The video below is the first in a series by Jacobs (his YouTube channel is here). Apparently the series will offer advice on the topic of his book, "race manners." I transcribed the video below for those who can't access it.
Okay, you’re not black, and you want to ask somebody who is black what they think about something. Or, maybe you want to tell them what you think about something. Maybe something they said, or something you saw them do that you’re curious about. And like I said, they’re black, and you’re not. Which doesn’t matter.
Except, it does matter. Because you want to be able to treat it like it doesn’t matter when it doesn’t matter. But at those times when it does matter, like let’s say you want to ask them, “What do you mean that white guy had no right to say that? What’s up with that?” Let’s say you want to ask them that, right?
At those times when race does matter in the conversation, you want to be able to treat it like it matters, without acting like a racist.
So what are you supposed to do?
Rule Number One: If you’re asking a black person what they think, or if you’re telling them what you think about something they think or something they did, always address them with the word “you.”
Y-O-U, singular, as in “you, the person here, who I’m talking with right now.”
That way, no matter what you ask them about -- the white guy they’re irritated with, some racial thing you saw on the news, your relative who loves black music but doesn’t like black people -- you’re not treating them like they’re the ambassador for black people. You’re just treating them like Carla, or Kevin, or Karen, this person you know who’s black, who has their own opinion that you want to know about.
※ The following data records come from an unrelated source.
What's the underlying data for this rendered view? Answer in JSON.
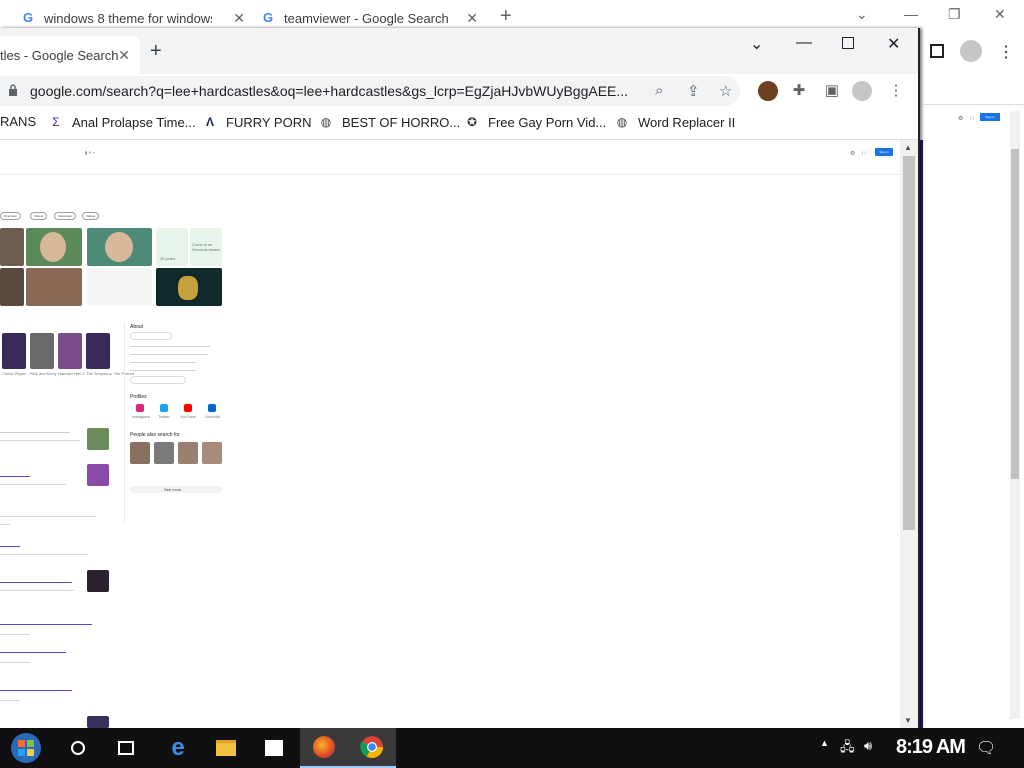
{
  "background_window": {
    "tabs": [
      {
        "label": "windows 8 theme for windows 1"
      },
      {
        "label": "teamviewer - Google Search"
      }
    ],
    "signin_label": "Sign in"
  },
  "front_window": {
    "tab": {
      "label": "tles - Google Search"
    },
    "url": "google.com/search?q=lee+hardcastles&oq=lee+hardcastles&gs_lcrp=EgZjaHJvbWUyBggAEE...",
    "bookmarks": [
      {
        "label": "RANS",
        "icon": "globe-icon"
      },
      {
        "label": "Anal Prolapse Time...",
        "icon": "bookmark-icon"
      },
      {
        "label": "FURRY PORN",
        "icon": "a-logo-icon"
      },
      {
        "label": "BEST OF HORRO...",
        "icon": "globe-icon"
      },
      {
        "label": "Free Gay Porn Vid...",
        "icon": "site-icon"
      },
      {
        "label": "Word Replacer II",
        "icon": "globe-icon"
      }
    ]
  },
  "page": {
    "signin_label": "Sign in",
    "chips": [
      "Overview",
      "Videos",
      "Interviews",
      "Videos"
    ],
    "about_label": "About",
    "profiles_label": "Profiles",
    "profile_names": [
      "Instagram",
      "Twitter",
      "YouTube",
      "LinkedIn"
    ],
    "people_label": "People also search for",
    "see_more_label": "See more",
    "age_text": "35 years",
    "comes_text": "Come in as Seconds Award",
    "video_labels": [
      "Chess Player",
      "Rick and Morty",
      "Hamster Hell 2",
      "The Simpsons: The Picture"
    ]
  },
  "taskbar": {
    "clock": "8:19 AM",
    "active_app": "chrome"
  },
  "colors": {
    "taskbar": "#101010",
    "accent": "#1a73e8",
    "purple_line": "#2c1a7a"
  }
}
When you address a person that way, they know you want to talk to them, the person who’s there in the room with you. And then they’ve got a great reason to want to talk with you, about what you want to talk about, or about what they want to talk about, which is what you want.
But if you address them the other way, they know you don’t want to talk to them. You may like them, you may respect them, you may be good friends for them. But at the moment, you’re using them as the mouthpiece for a whole bunch of black folks. And they know it, and they don’t like it. In which case, they’re likely not going to want to talk to you, except maybe to tell you something that you don’t want to hear.
What you want is for them to know that you want to know about them.
And here’s the thing -- what they tell you might come partly from their being black, but it will be them talking to you as a person who’s black, not blackness talking to you through a person. They need to know that you know the difference.
And once they know that you want to have this conversation with them -- I mean with them -- they’re probably going to want to have it with you. Unless of course, they don’t, but then it will be for some other reason, not because you did it wrong.
By the way, everything I just said, replace the word black with white, or brown, or gay, or Muslim, or Republican, or any other group, and it’s the same rule.